Yesterday he pointed the finger at just about everyone else for the incidents like the one that led to his injury. Hitters specifically. From The Star:

“I believe as pitchers we’re entitled to use the whole plate and pitch in if that’s the way we’re going to succeed,” Benoit said. “I believe that right now baseball is taking things so far that in some situations most hitters believe that they can’t be brushed out. Some teams take it personally.”

That “take it personally” line is interesting coming from Benoit as, in this instance, it seemed pretty clear that the whole plunking exchange which led to his injury started because Josh Donaldson took an inside pitch that did not seem to be a purpose pitch at all, too personally.

Did Benoit take a veiled swipe at his teammate here? If so, that’s pretty notable.
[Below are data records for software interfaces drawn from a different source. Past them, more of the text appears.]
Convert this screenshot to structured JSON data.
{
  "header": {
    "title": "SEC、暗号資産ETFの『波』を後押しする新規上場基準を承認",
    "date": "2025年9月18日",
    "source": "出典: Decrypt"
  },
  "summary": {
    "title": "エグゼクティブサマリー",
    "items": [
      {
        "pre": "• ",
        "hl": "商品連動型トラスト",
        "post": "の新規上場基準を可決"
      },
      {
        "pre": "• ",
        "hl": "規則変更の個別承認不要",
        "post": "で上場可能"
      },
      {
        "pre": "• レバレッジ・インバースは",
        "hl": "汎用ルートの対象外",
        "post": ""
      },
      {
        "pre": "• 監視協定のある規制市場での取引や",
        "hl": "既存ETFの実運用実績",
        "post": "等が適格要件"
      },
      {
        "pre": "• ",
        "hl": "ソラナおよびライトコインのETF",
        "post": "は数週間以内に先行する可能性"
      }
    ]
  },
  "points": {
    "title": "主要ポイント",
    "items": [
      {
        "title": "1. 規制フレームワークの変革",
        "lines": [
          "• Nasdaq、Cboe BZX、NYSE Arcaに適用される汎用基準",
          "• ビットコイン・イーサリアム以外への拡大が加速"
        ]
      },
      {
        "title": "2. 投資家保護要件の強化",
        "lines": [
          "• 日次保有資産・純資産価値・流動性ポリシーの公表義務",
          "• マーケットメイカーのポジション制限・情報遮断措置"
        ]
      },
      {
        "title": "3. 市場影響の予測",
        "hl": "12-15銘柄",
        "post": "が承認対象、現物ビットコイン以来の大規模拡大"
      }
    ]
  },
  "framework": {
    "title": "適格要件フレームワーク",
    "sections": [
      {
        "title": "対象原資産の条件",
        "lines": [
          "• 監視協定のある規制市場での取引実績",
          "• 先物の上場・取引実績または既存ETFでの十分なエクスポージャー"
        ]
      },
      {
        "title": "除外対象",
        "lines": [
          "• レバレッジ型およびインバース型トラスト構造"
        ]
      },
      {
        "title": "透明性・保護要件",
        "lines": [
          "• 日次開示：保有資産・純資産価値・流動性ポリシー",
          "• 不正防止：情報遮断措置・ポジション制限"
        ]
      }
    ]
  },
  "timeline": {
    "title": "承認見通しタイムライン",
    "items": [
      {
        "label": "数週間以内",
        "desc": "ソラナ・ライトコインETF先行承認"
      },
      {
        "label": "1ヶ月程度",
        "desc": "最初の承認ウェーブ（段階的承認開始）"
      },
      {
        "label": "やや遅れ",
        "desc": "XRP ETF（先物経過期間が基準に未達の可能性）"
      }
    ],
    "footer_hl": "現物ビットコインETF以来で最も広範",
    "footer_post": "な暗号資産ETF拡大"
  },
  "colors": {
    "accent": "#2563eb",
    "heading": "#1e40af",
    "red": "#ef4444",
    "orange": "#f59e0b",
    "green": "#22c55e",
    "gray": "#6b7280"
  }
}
If not it’s notable in another way, right? As it suggests that Benoit believes it’s OK for his teammates to take issue with inside pitches but anyone else who does is part of the problem?

Which is it, Joaquin?